The IRS will consider factors such as taxpayer's reliance on a professional tax advisor, no indication of intent to conceal income or assets, and other additional facts that weigh in favor of a determination that the violation was due to reasonable cause. The IRS will consider the facts and circumstances of the taxpayer's situation before imposing a penalty, and, may, instead issue a warning letter.
The IRS reopened the Offshore Voluntary Disclosure Program (2012 OVDP) with News Release IR-2012-5 on January 9, 2012. The 2012 OVDP, unlike the 2009 and 2011 programs, will be open for an indefinite period of time, with no set deadline for taxpayers to apply. The overall penalty structure for the 2012 OVDP is the same as for 2011 OVDI, except for taxpayers in the highest penalty category. For the 2012 OVDP, the penalty framework requires individuals to pay a penalty of 27.5 percent of the highest aggregate balance in foreign accounts/entities or value of foreign assets during the eight tax years prior to disclosure.
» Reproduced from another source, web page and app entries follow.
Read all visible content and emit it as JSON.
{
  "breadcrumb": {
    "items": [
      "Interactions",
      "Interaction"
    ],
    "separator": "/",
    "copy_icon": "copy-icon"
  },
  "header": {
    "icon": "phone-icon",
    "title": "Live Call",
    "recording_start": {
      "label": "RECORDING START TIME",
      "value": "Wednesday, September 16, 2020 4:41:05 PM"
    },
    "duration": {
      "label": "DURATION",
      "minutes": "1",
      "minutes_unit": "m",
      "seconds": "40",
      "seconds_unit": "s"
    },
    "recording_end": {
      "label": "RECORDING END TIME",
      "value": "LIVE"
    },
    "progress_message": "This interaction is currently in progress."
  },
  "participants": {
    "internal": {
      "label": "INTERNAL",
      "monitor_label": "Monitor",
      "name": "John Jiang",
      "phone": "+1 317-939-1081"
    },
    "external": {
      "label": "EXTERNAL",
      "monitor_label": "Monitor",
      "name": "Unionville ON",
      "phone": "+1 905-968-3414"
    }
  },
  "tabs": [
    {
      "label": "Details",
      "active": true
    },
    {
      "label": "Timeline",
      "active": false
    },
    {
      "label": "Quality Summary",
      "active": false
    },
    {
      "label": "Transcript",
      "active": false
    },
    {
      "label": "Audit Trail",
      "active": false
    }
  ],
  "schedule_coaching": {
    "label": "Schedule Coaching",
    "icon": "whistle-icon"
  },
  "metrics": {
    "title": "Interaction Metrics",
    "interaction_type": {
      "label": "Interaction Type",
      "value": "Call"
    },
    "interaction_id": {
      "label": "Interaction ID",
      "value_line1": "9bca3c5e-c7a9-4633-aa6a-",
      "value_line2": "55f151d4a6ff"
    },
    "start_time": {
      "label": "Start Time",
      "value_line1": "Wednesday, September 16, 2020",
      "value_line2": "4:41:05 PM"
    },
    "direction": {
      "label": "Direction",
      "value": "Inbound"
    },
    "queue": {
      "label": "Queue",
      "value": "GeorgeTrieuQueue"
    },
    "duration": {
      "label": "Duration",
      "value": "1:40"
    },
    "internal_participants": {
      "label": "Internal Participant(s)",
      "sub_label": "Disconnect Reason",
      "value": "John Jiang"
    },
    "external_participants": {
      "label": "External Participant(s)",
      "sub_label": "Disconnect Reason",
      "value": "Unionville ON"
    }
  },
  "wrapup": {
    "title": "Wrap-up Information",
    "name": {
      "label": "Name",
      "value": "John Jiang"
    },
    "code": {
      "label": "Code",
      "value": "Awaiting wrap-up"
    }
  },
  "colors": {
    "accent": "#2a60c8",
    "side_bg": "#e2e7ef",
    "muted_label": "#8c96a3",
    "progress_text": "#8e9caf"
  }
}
Like the 2011 OVDI, some participants, in limited circumstances, will be eligible for a lower penalty of 12.5% or 5%. The IRS anticipates it will be providing additional specifics on the new program within the next month.
The IRS also stated in IR 2012-5 its developing procedures by which dual citizens may come into compliance with U.S. tax law.
New reporting requirement
Under legislation enacted in 2010, U.S. taxpayers holding financial assets outside the United States must report information about those assets on a new Form 8938, Statement of Specified Foreign Financial Assets. This form must be attached to your individual income tax return. Generally, reporting on this form applies for assets held in taxable years beginning January 1, 2011, therefore, Form 8938 will be due in 2012.
Many dual citizens who have not filed U.S. tax returns or have not disclosed foreign accounts have been unsure of what they should do. The Fact Sheet makes it clear that the IRS has a long standing practice of allowing voluntary disclosures. The IRS practice is to allow voluntary disclosures and to consider such disclosures with other factors in determining whether criminal prosecution should be recommended. This practice extends to a disclosure of any tax issue as well as offshore accounts. In general, criminal prosecution is not generally recommended if a full and truthful disclosure is made.
Taxpayers must consider their specific situation before making a decision about how best to become compliant with the U.S tax laws. With the announcement of the 2012 OVDP, they and their advisors need to determine whether they should follow the guidance provided in the Fact Sheet, file returns for the past six years and hopefully be granted reasonable cause relief, or, alternatively, participate in the 2012 OVDP, file and pay taxes for the past eight years to obtain amnesty from criminal prosecution.
Drucker & Scaccetti, P.C. (D&S) provides specialized tax, business and financial consulting to individuals, entrepreneurs, corporate executives, professional service firms and family-owned businesses. The shareholders of D&S are hands-on professionals who bring a refreshing level of personal integrity to the financial services that they offer.
Steven A. Braun, Shareholder
Reena Prabhakar, Managing Associate